On the second day, the children also faced hostile crowds who gathered outside the school. They entered class and became the first students to integrate Little Rock Central High.
Terrence went on to obtain a PhD in psychology in 1976. His academic career included lecturing in psychology and taking leadership roles of student mental health services and social welfare.
Members of the Little Rock Nine
Here are some of the members:
Roberts In Black Military Records
Military records are a rich resource of for family history research.
Here are examples of the Roberts surname from three different military services:
- Buffalo soldiers
- Black civil war sailors
- Tuskegee airmen
Five regiments for black soldiers were formed during the Civil War. They were known as the Buffalo Soldiers.
Their records are part of the national archive of military monthly returns. The information includes the year and place of birth, where they enlisted, their occupation, and their height.
One of the earliest military entries for Roberts was in September 1867.
Fillmore Roberts was a Recruit in the Tenth Cavalry. He was stationed in September 1867 at Fort Riley, Kansas.
One of the later entries was in January 1914. Daniel Roberts was a Trumpeter in the Ninth Cavalry.
If you are researching military ancestors, there is a free index of these records on Ancestry.com and FamilySearch.org. You have to create an account on either website, but you do not need to pay for the Buffalo Soldiers archive.
Black Civil War Sailors
The National Parks Service has a free archive of African American sailors during the Civil War.
The information includes their age, height, rank, occupation, and where and when they enlisted. It also includes every ship that they served on.
You can search the database on the National Parks website.
One of the earliest entries for Roberts was for Andrew Roberts from Gatesville, North Carolina. He enlisted in July 1862 at Philadelphia when he was aged 43.
The record shows that Andrew was assigned on July 1863 to the ship New Ironsides.
His occupation before enlisting was as a Steward/Mariner. His naval rank was Seaman.
A seaman in the Navy is a sailor who is not an officer.
One of the later entries was for a sailor who enlisted at New Bern in February 1865. Hannibal was aged 16 and was from Baltimore, Maryland.
He was assigned to the ship Albemarle on June 1865.
His occupation before enlisting was as a Laborer. His naval rank was Landsman.
“Landsman” was the lowest rank at the time and was given to recruits with little sea experience.
The Tuskegee Airmen were military personnel who served at the Tuskegee Army Airfield or related programs.
Nearly one thousand black pilots graduated from the Tuskegee Institute. The photograph above (from the Library of Congress) shows a class in session.
They flew single-engine fighter planes or twin-engine bombers. 352 fought in combat.
Leon Roberts graduated from the Tuskegee Institute in August 1942. He qualified as a fighter pilot.

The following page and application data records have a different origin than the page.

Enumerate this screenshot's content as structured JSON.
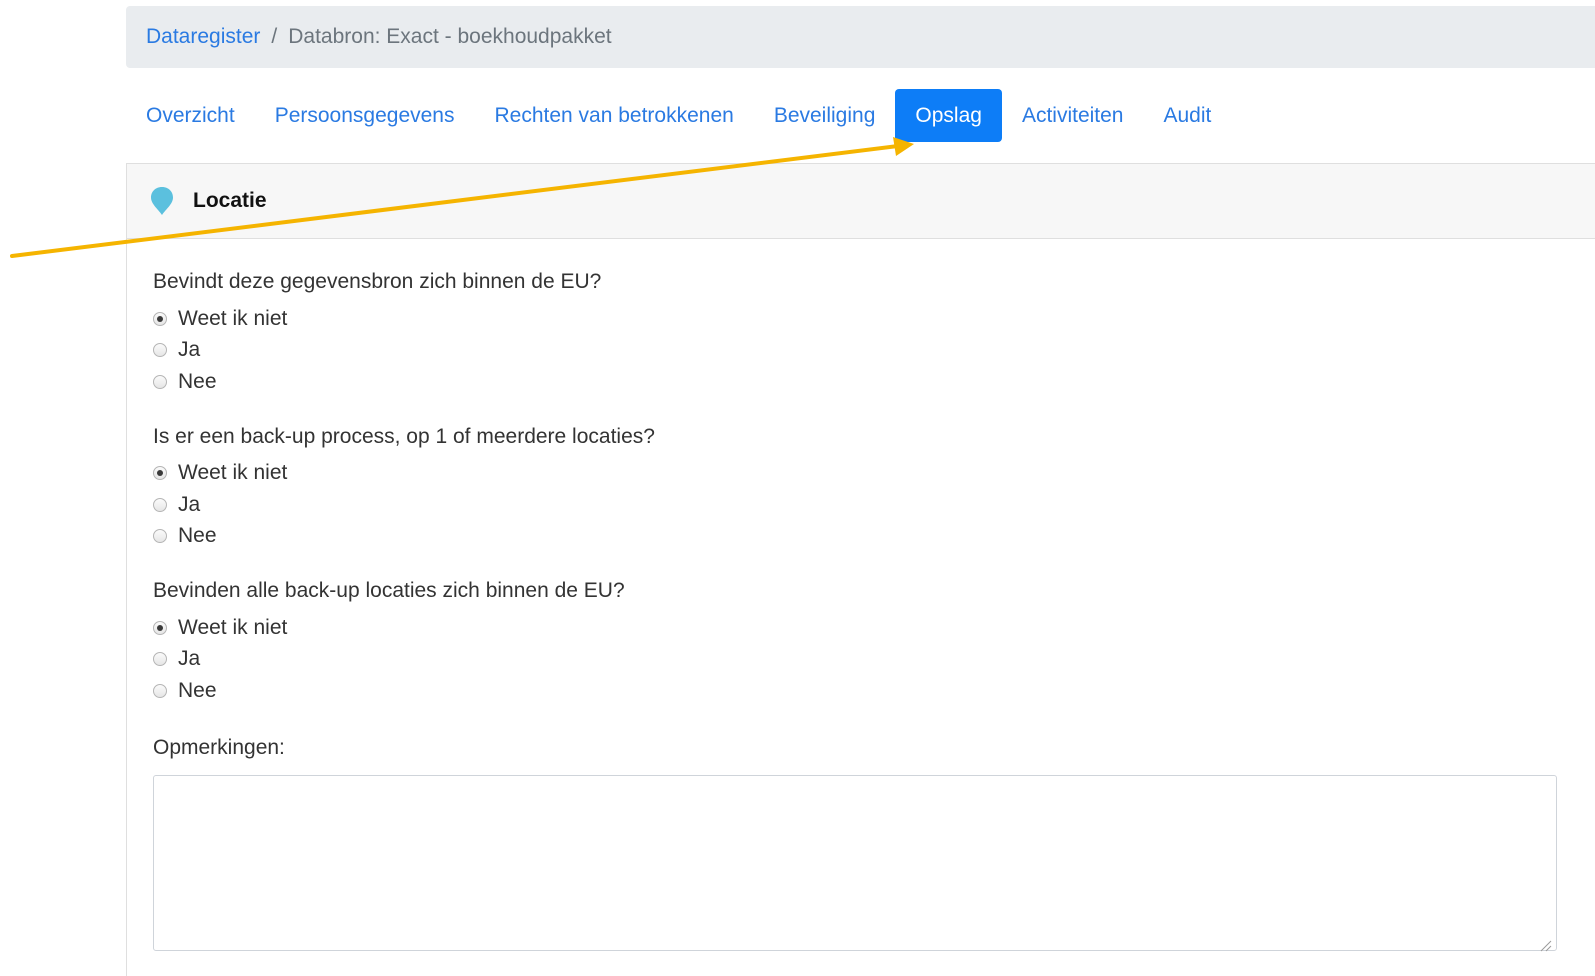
{
  "breadcrumb": {
    "root": "Dataregister",
    "separator": "/",
    "current": "Databron: Exact - boekhoudpakket"
  },
  "tabs": [
    {
      "label": "Overzicht",
      "active": false
    },
    {
      "label": "Persoonsgegevens",
      "active": false
    },
    {
      "label": "Rechten van betrokkenen",
      "active": false
    },
    {
      "label": "Beveiliging",
      "active": false
    },
    {
      "label": "Opslag",
      "active": true
    },
    {
      "label": "Activiteiten",
      "active": false
    },
    {
      "label": "Audit",
      "active": false
    }
  ],
  "card": {
    "icon": "map-pin-icon",
    "title": "Locatie",
    "questions": [
      {
        "text": "Bevindt deze gegevensbron zich binnen de EU?",
        "options": [
          "Weet ik niet",
          "Ja",
          "Nee"
        ],
        "selected": "Weet ik niet"
      },
      {
        "text": "Is er een back-up process, op 1 of meerdere locaties?",
        "options": [
          "Weet ik niet",
          "Ja",
          "Nee"
        ],
        "selected": "Weet ik niet"
      },
      {
        "text": "Bevinden alle back-up locaties zich binnen de EU?",
        "options": [
          "Weet ik niet",
          "Ja",
          "Nee"
        ],
        "selected": "Weet ik niet"
      }
    ],
    "remarks_label": "Opmerkingen:",
    "remarks_value": ""
  },
  "colors": {
    "link": "#2a7ae2",
    "active_tab": "#0d7df7",
    "pin": "#5bc0de",
    "annotation_arrow": "#f5b400"
  }
}
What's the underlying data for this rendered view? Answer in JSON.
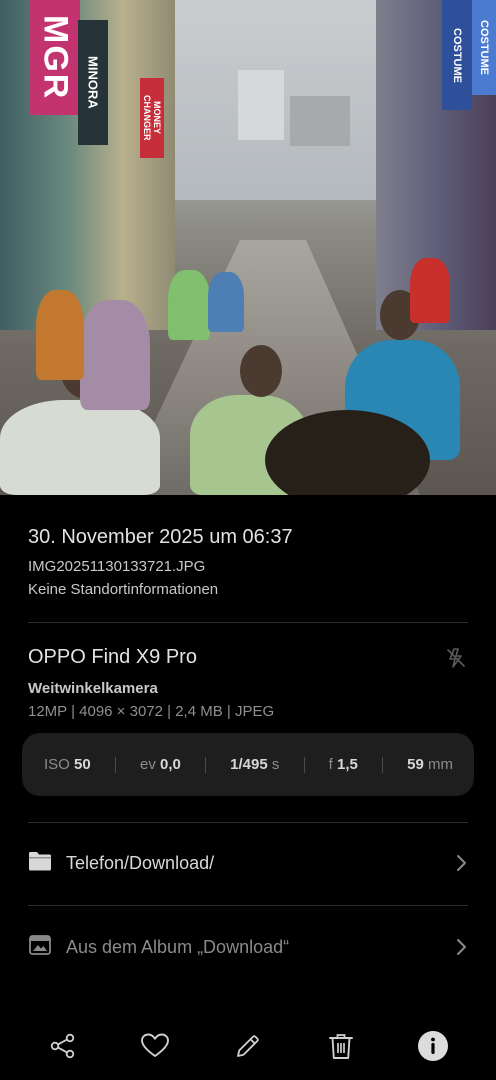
{
  "photo": {
    "signs": {
      "mgr": "MGR",
      "minora": "MINORA",
      "money_changer": "MONEY CHANGER",
      "costume": "COSTUME",
      "costume_right": "COSTUME"
    }
  },
  "details": {
    "date_time": "30. November 2025 um 06:37",
    "filename": "IMG20251130133721.JPG",
    "location": "Keine Standortinformationen"
  },
  "camera": {
    "device": "OPPO Find X9 Pro",
    "lens": "Weitwinkelkamera",
    "specs": "12MP | 4096 × 3072 | 2,4 MB | JPEG",
    "flash_icon": "flash-off-icon"
  },
  "exif": {
    "iso_label": "ISO",
    "iso_value": "50",
    "ev_label": "ev",
    "ev_value": "0,0",
    "shutter_value": "1/495",
    "shutter_unit": "s",
    "aperture_label": "f",
    "aperture_value": "1,5",
    "focal_value": "59",
    "focal_unit": "mm"
  },
  "path": {
    "label": "Telefon/Download/",
    "icon": "folder-icon"
  },
  "album": {
    "label": "Aus dem Album „Download“",
    "icon": "album-icon"
  },
  "toolbar": {
    "share_icon": "share-icon",
    "favorite_icon": "heart-icon",
    "edit_icon": "pencil-icon",
    "delete_icon": "trash-icon",
    "info_icon": "info-icon"
  },
  "colors": {
    "background": "#000000",
    "exif_card": "#1e1e1e",
    "primary_text": "#e2e2e2",
    "secondary_text": "#8f8f8f"
  }
}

Leon was from Prichard, Alabama.
His combat credits said:
Downed 1 Fw-190 on January 27, 1944
This means that he shot down an enemy plane on that date.
Lawrence Roberts came from Vauxhall, New Hampshire. He graduated in December 1944 as a bomber pilot.
You can find a full list of graduate pilots in our list of Tuskegee Airmen.